Star InactiveStar InactiveStar InactiveStar InactiveStar Inactive

Loving our enemies is one of the most difficult Biblical commandments to follow. Christianity proposes a unique directive, since no organized religion, philosophy or system of thought had ever taught its followers to love the people who hate them. Nevertheless, two millennia of trying to implement this commandment have been a great challenge. Judging from the behavior of most “Christians” and “Christian nations”, loving our enemies is not what we are widely known for. On the contrary, Christian people seem eager to observe vain and empty customs of religiosity, such as Easter bunnies and Christmas trees, and hesitant to follow the essence and the primary message of the Bible.

Loving the people who love you is easy, yet, some of us have a hard time accomplishing even that.
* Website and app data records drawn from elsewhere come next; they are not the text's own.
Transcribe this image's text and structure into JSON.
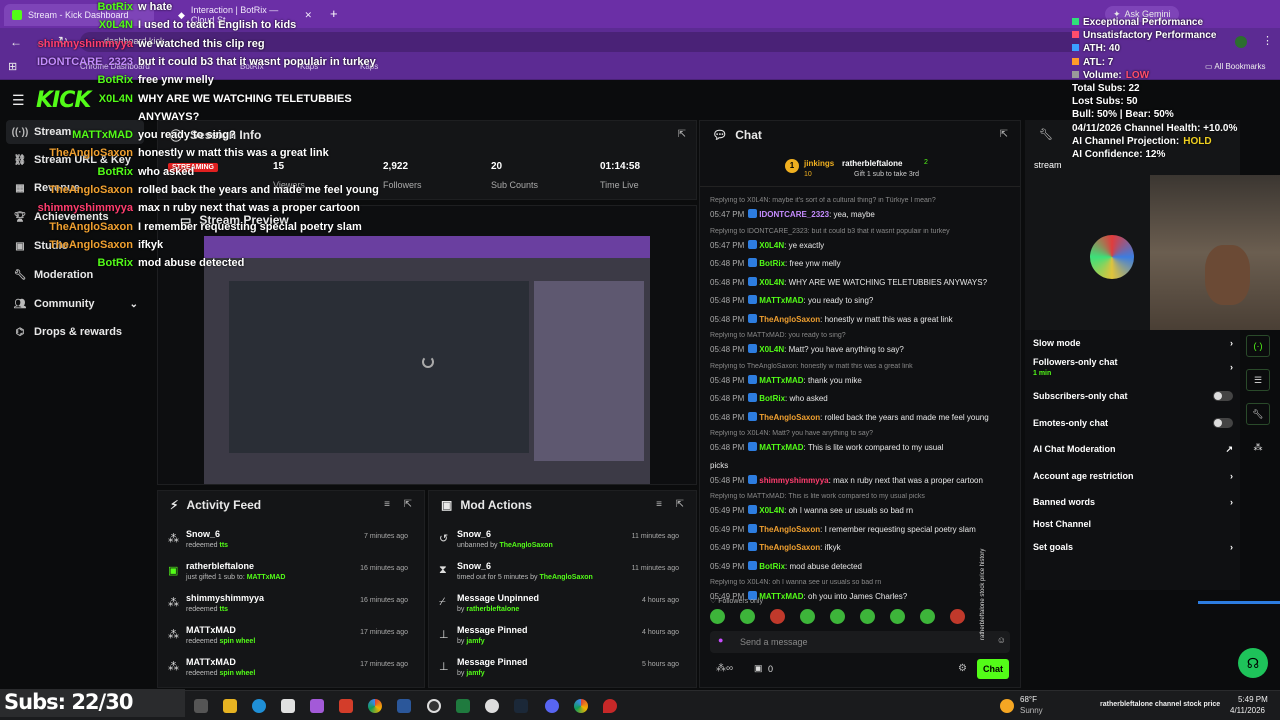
{
  "browser": {
    "tabs": [
      {
        "label": "Stream - Kick Dashboard"
      },
      {
        "label": "Interaction | BotRix — Cloud St"
      }
    ],
    "address": "dashboard.kick",
    "bookmarks": [
      "Chrome Dashboard",
      "BotRix",
      "Kaps",
      "Kaps"
    ],
    "all_bookmarks": "All Bookmarks",
    "ask_gemini": "Ask Gemini"
  },
  "sidebar": {
    "items": [
      {
        "label": "Stream",
        "icon": "broadcast-icon"
      },
      {
        "label": "Stream URL & Key",
        "icon": "link-icon"
      },
      {
        "label": "Revenue",
        "icon": "chart-icon"
      },
      {
        "label": "Achievements",
        "icon": "trophy-icon"
      },
      {
        "label": "Studio",
        "icon": "studio-icon"
      },
      {
        "label": "Moderation",
        "icon": "wrench-icon"
      },
      {
        "label": "Community",
        "icon": "people-icon"
      },
      {
        "label": "Drops & rewards",
        "icon": "gift-icon"
      }
    ]
  },
  "session": {
    "title": "Session Info",
    "live_badge": "STREAMING",
    "stats": [
      {
        "value": "15",
        "label": "Viewers"
      },
      {
        "value": "2,922",
        "label": "Followers"
      },
      {
        "value": "20",
        "label": "Sub Counts"
      },
      {
        "value": "01:14:58",
        "label": "Time Live"
      }
    ]
  },
  "preview": {
    "title": "Stream Preview"
  },
  "activity": {
    "title": "Activity Feed",
    "items": [
      {
        "name": "Snow_6",
        "sub": "redeemed",
        "highlight": "tts",
        "time": "7 minutes ago"
      },
      {
        "name": "ratherbleftalone",
        "sub": "just gifted 1 sub to:",
        "highlight": "MATTxMAD",
        "time": "16 minutes ago"
      },
      {
        "name": "shimmyshimmyya",
        "sub": "redeemed",
        "highlight": "tts",
        "time": "16 minutes ago"
      },
      {
        "name": "MATTxMAD",
        "sub": "redeemed",
        "highlight": "spin wheel",
        "time": "17 minutes ago"
      },
      {
        "name": "MATTxMAD",
        "sub": "redeemed",
        "highlight": "spin wheel",
        "time": "17 minutes ago"
      }
    ]
  },
  "mod": {
    "title": "Mod Actions",
    "items": [
      {
        "name": "Snow_6",
        "sub": "unbanned by",
        "highlight": "TheAngloSaxon",
        "time": "11 minutes ago"
      },
      {
        "name": "Snow_6",
        "sub": "timed out for 5 minutes by",
        "highlight": "TheAngloSaxon",
        "time": "11 minutes ago"
      },
      {
        "name": "Message Unpinned",
        "sub": "by",
        "highlight": "ratherbleftalone",
        "time": "4 hours ago"
      },
      {
        "name": "Message Pinned",
        "sub": "by",
        "highlight": "jamfy",
        "time": "4 hours ago"
      },
      {
        "name": "Message Pinned",
        "sub": "by",
        "highlight": "jamfy",
        "time": "5 hours ago"
      }
    ]
  },
  "chat": {
    "title": "Chat",
    "gifter_left": "jinkings",
    "gifter_left_count": "10",
    "gifter_right": "ratherbleftalone",
    "gifter_right_count": "2",
    "gift_note": "Gift 1 sub to take 3rd",
    "messages": [
      {
        "reply": "Replying to X0L4N: maybe it's sort of a cultural thing? in Türkiye I mean?"
      },
      {
        "time": "05:47 PM",
        "user": "IDONTCARE_2323",
        "text": "yea, maybe",
        "color": "#c58cff"
      },
      {
        "reply": "Replying to IDONTCARE_2323: but it could b3 that it wasnt populair in turkey"
      },
      {
        "time": "05:47 PM",
        "user": "X0L4N",
        "text": "ye exactly",
        "color": "#53fc18"
      },
      {
        "time": "05:48 PM",
        "user": "BotRix",
        "text": "free ynw melly",
        "color": "#53fc18"
      },
      {
        "time": "05:48 PM",
        "user": "X0L4N",
        "text": "WHY ARE WE WATCHING TELETUBBIES ANYWAYS?",
        "color": "#53fc18"
      },
      {
        "time": "05:48 PM",
        "user": "MATTxMAD",
        "text": "you ready to sing?",
        "color": "#53fc18"
      },
      {
        "time": "05:48 PM",
        "user": "TheAngloSaxon",
        "text": "honestly w matt this was a great link",
        "color": "#f0a030"
      },
      {
        "reply": "Replying to MATTxMAD: you ready to sing?"
      },
      {
        "time": "05:48 PM",
        "user": "X0L4N",
        "text": "Matt? you have anything to say?",
        "color": "#53fc18"
      },
      {
        "reply": "Replying to TheAngloSaxon: honestly w matt this was a great link"
      },
      {
        "time": "05:48 PM",
        "user": "MATTxMAD",
        "text": "thank you mike",
        "color": "#53fc18"
      },
      {
        "time": "05:48 PM",
        "user": "BotRix",
        "text": "who asked",
        "color": "#53fc18"
      },
      {
        "time": "05:48 PM",
        "user": "TheAngloSaxon",
        "text": "rolled back the years and made me feel young",
        "color": "#f0a030"
      },
      {
        "reply": "Replying to X0L4N: Matt? you have anything to say?"
      },
      {
        "time": "05:48 PM",
        "user": "MATTxMAD",
        "text": "This is lite work compared to my usual",
        "color": "#53fc18"
      },
      {
        "time": "",
        "user": "",
        "text": "picks",
        "color": "#53fc18"
      },
      {
        "time": "05:48 PM",
        "user": "shimmyshimmyya",
        "text": "max n ruby next that was a proper cartoon",
        "color": "#ff3d6e"
      },
      {
        "reply": "Replying to MATTxMAD: This is lite work compared to my usual picks"
      },
      {
        "time": "05:49 PM",
        "user": "X0L4N",
        "text": "oh I wanna see ur usuals so bad rn",
        "color": "#53fc18"
      },
      {
        "time": "05:49 PM",
        "user": "TheAngloSaxon",
        "text": "I remember requesting special poetry slam",
        "color": "#f0a030"
      },
      {
        "time": "05:49 PM",
        "user": "TheAngloSaxon",
        "text": "ifkyk",
        "color": "#f0a030"
      },
      {
        "time": "05:49 PM",
        "user": "BotRix",
        "text": "mod abuse detected",
        "color": "#53fc18"
      },
      {
        "reply": "Replying to X0L4N: oh I wanna see ur usuals so bad rn"
      },
      {
        "time": "05:49 PM",
        "user": "MATTxMAD",
        "text": "oh you into James Charles?",
        "color": "#53fc18"
      }
    ],
    "followers_only": "Followers only",
    "placeholder": "Send a message",
    "send": "Chat",
    "count": "0"
  },
  "settings": {
    "slow_mode": "Slow mode",
    "followers_only": "Followers-only chat",
    "followers_only_sub": "1 min",
    "subs_only": "Subscribers-only chat",
    "emotes_only": "Emotes-only chat",
    "ai_mod": "AI Chat Moderation",
    "age": "Account age restriction",
    "banned": "Banned words",
    "host": "Host Channel",
    "goals": "Set goals",
    "stream_label": "stream"
  },
  "overlay_chat": [
    {
      "user": "BotRix",
      "text": "w hate",
      "color": "#53fc18"
    },
    {
      "user": "X0L4N",
      "text": "I used to teach English to kids",
      "color": "#53fc18"
    },
    {
      "user": "shimmyshimmyya",
      "text": "we watched this clip reg",
      "color": "#ff3d6e"
    },
    {
      "user": "IDONTCARE_2323",
      "text": "but it could b3 that it wasnt populair in turkey",
      "color": "#c58cff"
    },
    {
      "user": "BotRix",
      "text": "free ynw melly",
      "color": "#53fc18"
    },
    {
      "user": "X0L4N",
      "text": "WHY ARE WE WATCHING TELETUBBIES",
      "color": "#53fc18"
    },
    {
      "user": "",
      "text": "ANYWAYS?",
      "color": "#53fc18"
    },
    {
      "user": "MATTxMAD",
      "text": "you ready to sing?",
      "color": "#53fc18"
    },
    {
      "user": "TheAngloSaxon",
      "text": "honestly w matt this was a great link",
      "color": "#f0a030"
    },
    {
      "user": "BotRix",
      "text": "who asked",
      "color": "#53fc18"
    },
    {
      "user": "TheAngloSaxon",
      "text": "rolled back the years and made me feel young",
      "color": "#f0a030"
    },
    {
      "user": "shimmyshimmyya",
      "text": "max n ruby next that was a proper cartoon",
      "color": "#ff3d6e"
    },
    {
      "user": "TheAngloSaxon",
      "text": "I remember requesting special poetry slam",
      "color": "#f0a030"
    },
    {
      "user": "TheAngloSaxon",
      "text": "ifkyk",
      "color": "#f0a030"
    },
    {
      "user": "BotRix",
      "text": "mod abuse detected",
      "color": "#53fc18"
    }
  ],
  "stats_overlay": [
    {
      "text": "Exceptional Performance",
      "color": "#2fe07a"
    },
    {
      "text": "Unsatisfactory Performance",
      "color": "#ff4d6d"
    },
    {
      "text": "ATH: 40",
      "color": "#3aa0ff"
    },
    {
      "text": "ATL: 7",
      "color": "#ff9c2a"
    },
    {
      "text": "Volume:",
      "extra": "LOW",
      "color": "#9a9a9a"
    },
    {
      "text": "Total Subs: 22",
      "color": ""
    },
    {
      "text": "Lost Subs: 50",
      "color": ""
    },
    {
      "text": "Bull: 50% | Bear: 50%",
      "color": ""
    },
    {
      "text": "04/11/2026 Channel Health: +10.0%",
      "color": ""
    },
    {
      "text": "AI Channel Projection:",
      "extra": "HOLD",
      "color": ""
    },
    {
      "text": "AI Confidence: 12%",
      "color": ""
    }
  ],
  "taskbar": {
    "subs": "Subs: 22/30",
    "weather_temp": "68°F",
    "weather_desc": "Sunny",
    "ticker": "ratherbleftalone channel stock price",
    "time": "5:49 PM",
    "date": "4/11/2026"
  },
  "vertical_label": "ratherbleftalone stock price history",
  "colors": {
    "kick_green": "#53fc18",
    "browser_purple": "#6b2fa6"
  }
}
Unfortunately, there is abuse, mistreatment and pain even in so-called Christian families and countries. Loving those who hate you, those who criticize you, those who persecute you, those who crucify you is what distinguishes a follower of Christ (a Christian) from all other people. Christ did exactly that: He forgave and loved His persecutors. If the first Christians did what other religions did, in other words, if they used the word and the sword as a vessel to proselytize, then, we could argue that our faith is from its origins violent, it preaches hatred and it divides people. Nevertheless, the first Christians chose to sacrifice their lives, forgiving their executors even at the time of their martyrdom. Their Leader and Savior did exactly that! They are justified in the land of the living, for eternity. Saint Sophia even saw her daughters dying as they were confessing their faith to the Crucifix. Nothing can take away the ethos of a Christian who preaches and practices the virtue of love. Our reward and our justification will be granted in Heaven. Earth requires difficulties and sacrifices. Christ endured so much, although He did not deserve any of that, He is the only Sinless One.
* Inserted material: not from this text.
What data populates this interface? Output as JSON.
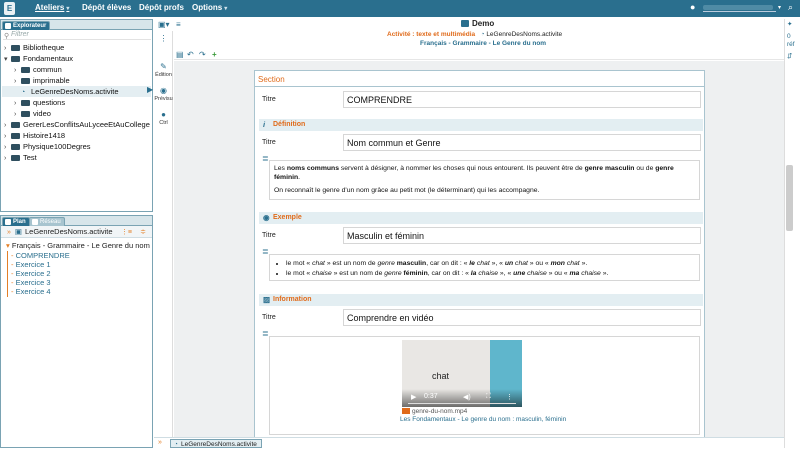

I am not going to ask if the Christian world is a paradigm of what the Bible preaches. Love and charity are two virtues fallen victims of a consuming, violent and egocentric society. Our modern world kills more infants than any other society of the past. Mankind possesses enough weapons to destroy the planet dozens times, over and over. I would like to know if we, the people who come to Church and want to follow Christ, are willing to sacrifice something little for our faith. In a dynamic and growing Community, filled with works of charity and philanthropic events, each one of us can give an answer to this question. “Be merciful, for your Father is merciful.”

+Economos Nikiforos Fakinos